Most of the information in this book is available free on her blog in various posts (look for the most popular posts).
Even though I had read most of the info on her blog before, I was more than happy to pay a mere 99 cents to have it all in one place on my kindle.
I recommend this book (or the blog posts) to any writer who wants to write faster. Since I don't know any writers who would like to write slower, I'm going to assume that means everyone who writes.
For me, this is the sort of book that I could pick up and flip through every few weeks and find a new bit of info that is helpful for whatever I am trying to write at the time.
When I read the book last week I was in the process of starting another Regency spanking story. I thought the idea was brilliant, but I just couldn't get it going. I was way behind on my writing goals and hated myself for being so unproductive.

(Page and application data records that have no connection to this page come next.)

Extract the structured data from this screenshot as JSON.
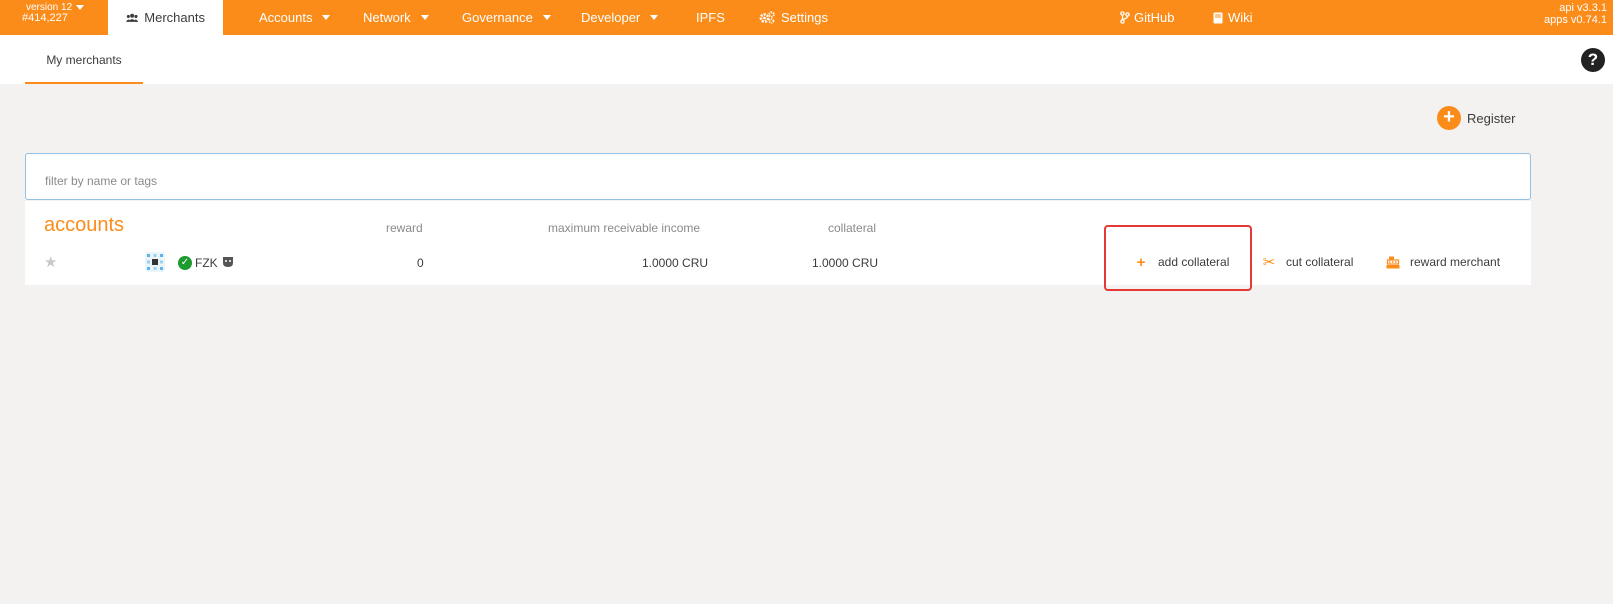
{
  "chain": {
    "version": "version 12",
    "block": "#414,227"
  },
  "nav": {
    "merchants": "Merchants",
    "accounts": "Accounts",
    "network": "Network",
    "governance": "Governance",
    "developer": "Developer",
    "ipfs": "IPFS",
    "settings": "Settings",
    "github": "GitHub",
    "wiki": "Wiki"
  },
  "api": {
    "api_version": "api v3.3.1",
    "apps_version": "apps v0.74.1"
  },
  "tabs": {
    "my_merchants": "My merchants"
  },
  "help": "?",
  "register": {
    "label": "Register"
  },
  "filter": {
    "placeholder": "filter by name or tags",
    "value": ""
  },
  "table": {
    "headers": {
      "accounts": "accounts",
      "reward": "reward",
      "max_income": "maximum receivable income",
      "collateral": "collateral"
    },
    "rows": [
      {
        "name": "FZK",
        "reward": "0",
        "max_income": "1.0000 CRU",
        "collateral": "1.0000 CRU"
      }
    ]
  },
  "actions": {
    "add_collateral": "add collateral",
    "cut_collateral": "cut collateral",
    "reward_merchant": "reward merchant"
  },
  "colors": {
    "accent": "#fb8c1a",
    "highlight": "#e53935",
    "verified": "#1d9b2f"
  },
  "icons": [
    "users-icon",
    "gears-icon",
    "fork-icon",
    "book-icon",
    "help-icon",
    "plus-icon",
    "scissors-icon",
    "cash-register-icon",
    "star-icon",
    "identicon",
    "check-icon",
    "badge-icon"
  ]
}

Aaron asserts there are three core elements needed to write efficiently: Time, Knowledge and Enthusiasm.
I generally have enough time to write, so for me, the other two items were the problems.
Knowledge---for me this includes two things 1. knowing what I'm going to write when I sit down to write it and 2. since I have been working on another Regency, proper historical knowledge so that I don't have to stop in the middle of a paragraph to look up the rules to a card game or what would be a good name for a minor character.
Generally, I sit down at the computer and think "Okay, what's next?" If I haven't thought about it before I sit down, you can see how there's going to be a fair amount of unproductive time spent asking myself what's next.
The Rachel Aaron method is to stop before you run out of story for the day, then jot down what you're going to write next time.
What? Plan ahead? Think about my next scene for the next few hours until I start writing again?
One of the points that Rachel Aaron makes in her book, and I'm paraphrasing, is if you aren't excited about writing it, maybe it's not the story for you. Write the story that excites you.
Now I have started a different story and I'm excited about it. I was excited about the other idea, but I'm not so sure I had a story in mind. Does that make sense? And I might get excited about that other story another time. Who knows?
She also suggests that you find the nugget of something that excites you about every scene and focus on that. If you aren't excited about writing a particular scene, then why are you writing it.
I hope you'll check out her blog or book and if do, let me know how it works for you.